4099 - http://biorxiv.org/content/early/2017/07/13/144337.short
4100 - http://biorxiv.org/content/early/2017/07/13/144337.full

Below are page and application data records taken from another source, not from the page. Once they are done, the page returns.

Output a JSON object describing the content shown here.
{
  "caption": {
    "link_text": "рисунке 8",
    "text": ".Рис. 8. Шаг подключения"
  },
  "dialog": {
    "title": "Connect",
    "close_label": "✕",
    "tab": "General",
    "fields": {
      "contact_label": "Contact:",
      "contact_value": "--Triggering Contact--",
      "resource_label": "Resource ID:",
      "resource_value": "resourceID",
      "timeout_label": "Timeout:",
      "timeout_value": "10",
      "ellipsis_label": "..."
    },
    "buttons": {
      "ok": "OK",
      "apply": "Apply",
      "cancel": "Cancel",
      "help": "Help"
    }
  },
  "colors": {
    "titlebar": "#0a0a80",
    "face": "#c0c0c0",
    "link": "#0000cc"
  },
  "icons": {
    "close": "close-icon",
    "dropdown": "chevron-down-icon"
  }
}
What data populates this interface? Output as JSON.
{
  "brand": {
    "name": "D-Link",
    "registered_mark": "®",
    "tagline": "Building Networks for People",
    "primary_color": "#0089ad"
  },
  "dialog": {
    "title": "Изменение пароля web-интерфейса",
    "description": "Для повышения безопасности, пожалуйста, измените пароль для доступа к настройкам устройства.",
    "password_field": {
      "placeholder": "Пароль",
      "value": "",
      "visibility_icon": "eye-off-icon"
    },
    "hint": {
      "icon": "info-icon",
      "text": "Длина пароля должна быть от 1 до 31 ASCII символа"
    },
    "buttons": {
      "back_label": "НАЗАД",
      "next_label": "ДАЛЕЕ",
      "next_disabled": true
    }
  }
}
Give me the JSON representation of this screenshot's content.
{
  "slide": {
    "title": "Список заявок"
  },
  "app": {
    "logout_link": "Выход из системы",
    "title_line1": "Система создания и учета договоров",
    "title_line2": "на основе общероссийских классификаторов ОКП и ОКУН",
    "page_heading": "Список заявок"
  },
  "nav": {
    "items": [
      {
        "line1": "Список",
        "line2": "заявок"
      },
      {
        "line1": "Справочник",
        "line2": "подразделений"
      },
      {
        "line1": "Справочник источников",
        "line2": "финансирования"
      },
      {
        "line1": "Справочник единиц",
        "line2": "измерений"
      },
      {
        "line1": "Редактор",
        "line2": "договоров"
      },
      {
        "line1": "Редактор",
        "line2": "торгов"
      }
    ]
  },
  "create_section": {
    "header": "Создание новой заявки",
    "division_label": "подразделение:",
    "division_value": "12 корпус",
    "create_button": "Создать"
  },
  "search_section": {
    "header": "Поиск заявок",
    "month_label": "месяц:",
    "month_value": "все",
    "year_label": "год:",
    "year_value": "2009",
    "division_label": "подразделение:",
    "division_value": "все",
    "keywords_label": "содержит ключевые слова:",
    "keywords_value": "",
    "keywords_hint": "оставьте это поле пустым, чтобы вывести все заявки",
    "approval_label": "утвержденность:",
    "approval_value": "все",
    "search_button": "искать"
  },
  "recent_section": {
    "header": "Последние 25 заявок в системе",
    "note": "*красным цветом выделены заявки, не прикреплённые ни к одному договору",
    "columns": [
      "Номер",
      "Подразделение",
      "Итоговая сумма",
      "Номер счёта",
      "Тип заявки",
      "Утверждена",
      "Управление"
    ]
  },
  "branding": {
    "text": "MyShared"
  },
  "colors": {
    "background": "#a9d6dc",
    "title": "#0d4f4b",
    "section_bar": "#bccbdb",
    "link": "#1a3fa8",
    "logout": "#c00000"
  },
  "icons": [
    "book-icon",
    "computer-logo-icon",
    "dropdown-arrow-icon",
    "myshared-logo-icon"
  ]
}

AB - We wish to answer this question If you observe a “significant” P value after doing a single unbiased experiment, what is the probability that your result is a false positive?. The weak evidence provided by P values between 0.01 and 0.05 is explored by exact calculations of false positive rates.When you observe P = 0.05, the odds in favour of there being a real effect (given by the likelihood ratio) are about 3:1. This is far weaker evidence than the odds of 19 to 1 that might, wrongly, be inferred from the P value. And if you want to limit the false positive rate to 5 %, you would have to assume that you were 87% sure that there was a real effect before the experiment was done.If you observe P = 0.001 in a well-powered experiment, it gives a likelihood ratio of almost 100:1 odds on there being a real effect. That would usually be regarded as conclusive, But the false positive rate would still be 8% if the prior probability of a real effect was only 0.1. And, in this case, if you wanted to achieve a false positive rate of 5% you would need to observe P = 0.00045.It is recommended that P values should be supplemented by specifying the prior probability that would be needed to produce a specified (e.g. 5%) false positive rate. It may also be helpful to specify the minimum false positive rate associated with the observed P value. And that the terms “significant” and “non-significant” should never be used.Despite decades of warnings, many areas of science still insist on labelling a result of P < 0.05 as “significant”. This practice must account for a substantial part of the lack of reproducibility in some areas of science. And this is before you get to the many other well-known problems, like multiple comparisons, lack of randomisation and P-hacking. Science is endangered by statistical misunderstanding, and by university presidents and research funders who impose perverse incentives on scientists.